Those of you who visited Kingston Gallery this month may recall Moody’s large biomorphic, abstract piece in I Know Just What You’re Saying. It is the first piece you see when you walk in the door, and when you visit the exhibition page of our website: kingstongallery.com. My favorite part of it are the scratches into the surface of the varied colors.

Have a look, and take note that Moody’s next solo exhibition at Kingston will take place in April 2017. Stay tuned for other opportunities to see her work in Greater Boston and beyond.

I Know Just What You’re Saying: A Visual Game of Telephone

IMG_0083

A sneak peak from an unexpected angle. Foreground: detail of work by Ann Wessman. To the very far left: glimpse of work by Barbara Moody. Photo: Susan Emmerson.

This post is by Jennifer Moses, one of our fabulous member artists who helped install the current exhibition, I Know Just What You’re Saying

The January show, the brainchild of Shana Garr, presents an unusual opportunity for making connections between members of Kingston Gallery. Although the members are very familiar with each other’s work, this show is the first of its kind where members respond directly to one specific piece of their peers.
IMG_0082

L-R: Sarah Meyers Brent, Stacey Alickman. Photo: Susan Emmerson.

The “game” process consisted of a chain of members: one person responded to a piece by sending it to the next person, to the next, and so on. This process yielded interesting interpretations and connections between artists and functioned much like the game of telephone. Color connections, form emulations, idea continuities, and intuitive responses fill the gallery with work, the last piece having a very different direction than the first. All in all, it’s been a great way for gallery members and visitors to the gallery to gain a deeper and singular understanding of individuals and a manifestation of the gallery cooperative.
-Jennifer Moses
I Know Just What You’re Saying is on view from January 6 to 31. Join us at the opening reception on Friday, January 8 from 5:30 to 8pm. 
IMG_0074.jpeg

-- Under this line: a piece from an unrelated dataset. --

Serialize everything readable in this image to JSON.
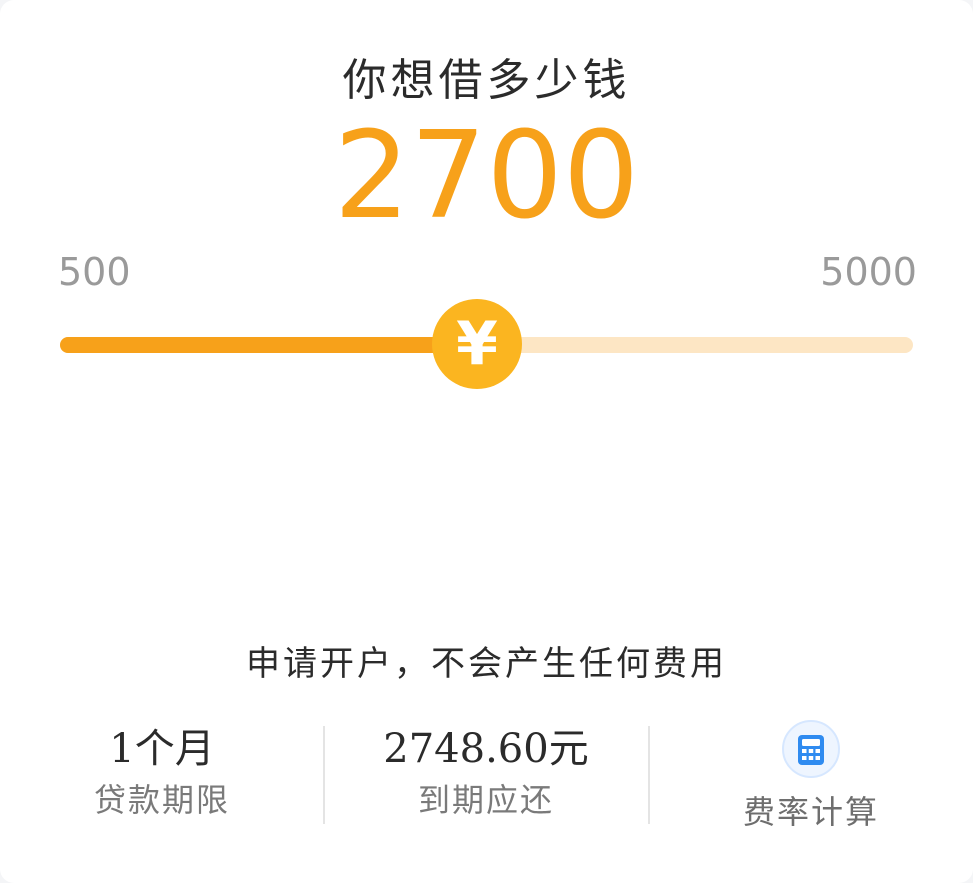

Installation view, I Know Just What You’re Saying, L-R: Hilary Tolan, Ann Wessman, Conny Goelz-Schmitt, and Mira Cantor. Photo: Susan Emmerson.